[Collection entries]
[Start of Attachment]

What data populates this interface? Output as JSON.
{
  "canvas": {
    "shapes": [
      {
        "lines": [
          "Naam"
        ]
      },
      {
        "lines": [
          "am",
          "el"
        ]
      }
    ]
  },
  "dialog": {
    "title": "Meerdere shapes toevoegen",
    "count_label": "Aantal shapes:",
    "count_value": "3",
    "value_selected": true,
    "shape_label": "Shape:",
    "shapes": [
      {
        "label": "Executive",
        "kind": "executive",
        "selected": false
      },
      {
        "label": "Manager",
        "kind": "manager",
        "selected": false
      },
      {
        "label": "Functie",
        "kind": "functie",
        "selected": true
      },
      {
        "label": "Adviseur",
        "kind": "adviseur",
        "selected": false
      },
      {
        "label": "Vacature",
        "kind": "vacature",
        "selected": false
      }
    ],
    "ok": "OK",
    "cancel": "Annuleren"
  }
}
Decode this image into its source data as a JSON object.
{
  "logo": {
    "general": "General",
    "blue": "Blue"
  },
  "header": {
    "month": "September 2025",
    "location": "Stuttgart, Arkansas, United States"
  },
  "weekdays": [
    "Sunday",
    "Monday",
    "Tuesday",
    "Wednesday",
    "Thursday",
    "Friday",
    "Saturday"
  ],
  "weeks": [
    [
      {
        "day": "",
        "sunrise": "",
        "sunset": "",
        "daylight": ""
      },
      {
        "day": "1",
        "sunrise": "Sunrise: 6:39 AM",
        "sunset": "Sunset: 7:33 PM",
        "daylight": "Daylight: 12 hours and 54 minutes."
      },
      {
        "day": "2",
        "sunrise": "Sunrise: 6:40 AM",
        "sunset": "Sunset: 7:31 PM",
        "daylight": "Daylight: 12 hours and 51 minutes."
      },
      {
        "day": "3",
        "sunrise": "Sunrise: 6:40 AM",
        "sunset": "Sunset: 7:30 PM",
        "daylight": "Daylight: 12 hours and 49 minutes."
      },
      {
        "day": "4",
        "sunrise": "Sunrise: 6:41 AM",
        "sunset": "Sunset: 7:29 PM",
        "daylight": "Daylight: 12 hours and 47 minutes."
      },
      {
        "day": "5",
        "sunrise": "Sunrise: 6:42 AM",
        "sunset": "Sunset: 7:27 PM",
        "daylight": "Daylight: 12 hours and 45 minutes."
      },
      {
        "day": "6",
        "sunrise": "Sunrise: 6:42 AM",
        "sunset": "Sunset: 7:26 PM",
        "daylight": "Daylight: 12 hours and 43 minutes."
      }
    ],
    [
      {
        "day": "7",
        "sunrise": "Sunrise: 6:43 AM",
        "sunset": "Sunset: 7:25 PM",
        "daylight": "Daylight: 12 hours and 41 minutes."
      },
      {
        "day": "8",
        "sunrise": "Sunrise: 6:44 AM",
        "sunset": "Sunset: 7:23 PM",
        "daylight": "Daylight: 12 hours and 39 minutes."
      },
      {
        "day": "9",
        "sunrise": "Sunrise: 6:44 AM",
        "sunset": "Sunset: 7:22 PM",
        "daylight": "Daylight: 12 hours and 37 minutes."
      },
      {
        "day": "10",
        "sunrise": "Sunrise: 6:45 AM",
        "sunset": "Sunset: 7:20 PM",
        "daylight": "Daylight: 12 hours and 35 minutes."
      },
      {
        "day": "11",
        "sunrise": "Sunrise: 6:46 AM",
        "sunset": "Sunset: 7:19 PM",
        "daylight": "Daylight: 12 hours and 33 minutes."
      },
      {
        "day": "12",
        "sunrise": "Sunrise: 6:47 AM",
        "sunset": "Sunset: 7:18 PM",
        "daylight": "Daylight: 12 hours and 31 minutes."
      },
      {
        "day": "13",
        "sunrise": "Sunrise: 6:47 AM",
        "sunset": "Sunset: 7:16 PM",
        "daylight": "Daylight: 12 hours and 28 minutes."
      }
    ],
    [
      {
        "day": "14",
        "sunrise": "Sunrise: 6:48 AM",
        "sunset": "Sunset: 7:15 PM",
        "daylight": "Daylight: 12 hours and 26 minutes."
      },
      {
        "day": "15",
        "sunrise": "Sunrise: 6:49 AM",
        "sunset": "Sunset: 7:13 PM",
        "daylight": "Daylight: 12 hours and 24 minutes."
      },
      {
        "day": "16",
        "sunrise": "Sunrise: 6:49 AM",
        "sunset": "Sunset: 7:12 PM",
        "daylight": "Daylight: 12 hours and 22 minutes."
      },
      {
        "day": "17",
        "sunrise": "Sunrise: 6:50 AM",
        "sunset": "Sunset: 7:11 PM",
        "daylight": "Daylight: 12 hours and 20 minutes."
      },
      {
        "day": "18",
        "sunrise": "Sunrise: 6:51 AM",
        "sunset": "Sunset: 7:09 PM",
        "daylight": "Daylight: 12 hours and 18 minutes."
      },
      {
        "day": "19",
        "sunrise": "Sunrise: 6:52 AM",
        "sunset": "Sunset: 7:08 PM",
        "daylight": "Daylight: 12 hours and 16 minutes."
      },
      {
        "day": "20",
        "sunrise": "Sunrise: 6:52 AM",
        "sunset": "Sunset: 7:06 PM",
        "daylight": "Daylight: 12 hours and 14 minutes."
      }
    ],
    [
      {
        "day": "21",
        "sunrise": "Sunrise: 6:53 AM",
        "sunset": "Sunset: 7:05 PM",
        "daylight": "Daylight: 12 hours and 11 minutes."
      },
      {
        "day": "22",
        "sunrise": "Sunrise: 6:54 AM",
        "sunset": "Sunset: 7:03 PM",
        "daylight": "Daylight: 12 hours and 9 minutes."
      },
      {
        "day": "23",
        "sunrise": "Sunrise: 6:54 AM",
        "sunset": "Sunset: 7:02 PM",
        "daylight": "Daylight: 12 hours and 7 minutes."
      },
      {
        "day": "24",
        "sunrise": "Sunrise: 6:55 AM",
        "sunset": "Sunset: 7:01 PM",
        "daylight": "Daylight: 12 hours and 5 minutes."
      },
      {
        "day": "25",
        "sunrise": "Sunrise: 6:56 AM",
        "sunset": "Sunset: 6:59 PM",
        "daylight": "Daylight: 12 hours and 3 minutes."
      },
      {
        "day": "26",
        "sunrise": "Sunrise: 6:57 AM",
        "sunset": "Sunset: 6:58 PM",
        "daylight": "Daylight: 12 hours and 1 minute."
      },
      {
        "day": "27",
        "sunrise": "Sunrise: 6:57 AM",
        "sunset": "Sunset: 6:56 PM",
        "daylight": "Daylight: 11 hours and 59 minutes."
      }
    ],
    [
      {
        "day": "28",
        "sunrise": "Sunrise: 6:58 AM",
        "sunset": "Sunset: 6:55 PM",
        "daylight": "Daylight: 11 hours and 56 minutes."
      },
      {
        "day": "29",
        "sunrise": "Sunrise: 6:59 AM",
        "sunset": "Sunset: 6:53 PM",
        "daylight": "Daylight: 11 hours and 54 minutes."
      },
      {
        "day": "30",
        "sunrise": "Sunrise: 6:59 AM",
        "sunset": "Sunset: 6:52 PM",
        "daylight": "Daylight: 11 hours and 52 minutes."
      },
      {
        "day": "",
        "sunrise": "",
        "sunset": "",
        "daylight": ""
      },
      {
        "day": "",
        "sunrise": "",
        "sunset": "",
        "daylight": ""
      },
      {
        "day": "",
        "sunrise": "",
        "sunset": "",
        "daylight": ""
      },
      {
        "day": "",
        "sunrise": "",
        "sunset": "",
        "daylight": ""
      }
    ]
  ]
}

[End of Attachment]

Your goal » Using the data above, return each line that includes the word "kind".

Answer box »
        "kind": "executive",
        "kind": "manager",
        "kind": "functie",
        "kind": "adviseur",
        "kind": "vacature",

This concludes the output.